5. Apparatus according to claim 1, wehrein said wave form includes a first non-sloping portion corresponding to the lower limit of said sloping portion and a second non-sloping portion corresponding to the upper limit of said sloping portion.
6. A method of synchronizing an oscillator with a standard frequency source comprising the steps of generating a wave form for each cycle of said oscillator, said wave form having a sloping portion of substantial duration, the said duration being independent of frequency, and a non-sloping portion, sampling the instantaneous level of said wave form periodically, and deriving a control signal for controlling said oscillator.
7. The method according to claim 6, including the step of sampling said wave form periodically in synchronism with said standard frequency.
|Cited Patent||Filing date||Publication date||Applicant||Title|
|US3080533 *||Jan 29, 1959||Mar 5, 1963||Gen Electric||Phase-lock oscillator|
|US3130376 *||Mar 19, 1962||Apr 21, 1964||Hull Instr Inc||Wide range signal generator|
|US3204197 *||Dec 28, 1960||Aug 31, 1965||Westrex Corp||Control system for stabilizing the frequency of an oscillator|
|US3249886 *||Nov 27, 1963||May 3, 1966||Gen Time Corp||Frequency multiplying synchronous oscillator controlled by time overlap between synchronous pulses and the oscillator output|
|US3311841 *||Apr 1, 1965||Mar 28, 1967||Ferguson Radio Corp||Frequency control system with phase conscious control interrupter|
|Citing Patent||Filing date||Publication date||Applicant||Title|
|US4677484 *||May 10, 1985||Jun 30, 1987||Rca Corporation||Stabilizing arrangement for on-screen display|
|US5202001 *||Jul 9, 1991||Apr 13, 1993||Air Products And Chemicals, Inc.||Preparation of urethane prepolymers having low levels of residual toluene diisocyanate|
|U.S. Classification||331/20, 331/26, 331/8, 331/18|
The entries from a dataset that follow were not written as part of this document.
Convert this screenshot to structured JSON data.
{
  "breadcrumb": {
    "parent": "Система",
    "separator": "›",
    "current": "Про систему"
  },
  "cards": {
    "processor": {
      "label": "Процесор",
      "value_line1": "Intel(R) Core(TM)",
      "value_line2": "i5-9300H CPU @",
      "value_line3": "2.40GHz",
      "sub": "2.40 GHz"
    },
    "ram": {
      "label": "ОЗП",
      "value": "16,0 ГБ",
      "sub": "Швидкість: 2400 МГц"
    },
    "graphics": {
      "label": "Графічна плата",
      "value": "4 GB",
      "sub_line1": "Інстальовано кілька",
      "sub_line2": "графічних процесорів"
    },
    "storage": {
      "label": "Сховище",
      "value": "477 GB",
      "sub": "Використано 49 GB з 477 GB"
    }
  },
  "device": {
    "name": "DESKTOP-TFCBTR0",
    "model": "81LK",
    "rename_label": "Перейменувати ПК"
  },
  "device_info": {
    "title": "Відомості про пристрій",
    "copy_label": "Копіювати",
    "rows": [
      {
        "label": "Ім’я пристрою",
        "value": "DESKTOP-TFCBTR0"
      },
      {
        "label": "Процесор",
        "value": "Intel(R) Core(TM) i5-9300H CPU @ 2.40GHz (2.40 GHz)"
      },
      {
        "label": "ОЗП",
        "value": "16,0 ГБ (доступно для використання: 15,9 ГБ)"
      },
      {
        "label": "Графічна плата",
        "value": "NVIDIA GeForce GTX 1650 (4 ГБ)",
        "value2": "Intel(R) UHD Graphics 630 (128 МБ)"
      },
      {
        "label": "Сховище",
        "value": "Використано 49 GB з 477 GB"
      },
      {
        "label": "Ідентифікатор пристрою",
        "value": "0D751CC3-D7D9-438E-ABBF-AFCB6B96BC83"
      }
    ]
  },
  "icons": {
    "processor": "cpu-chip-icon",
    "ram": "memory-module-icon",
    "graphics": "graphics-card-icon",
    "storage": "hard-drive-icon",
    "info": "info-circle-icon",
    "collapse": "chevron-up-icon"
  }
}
|International Classification||H03L7/08, H03D13/00, H03L7/10|
|Cooperative Classification||H03D13/005, H03L7/10|
|European Classification||H03L7/10, H03D13/00C|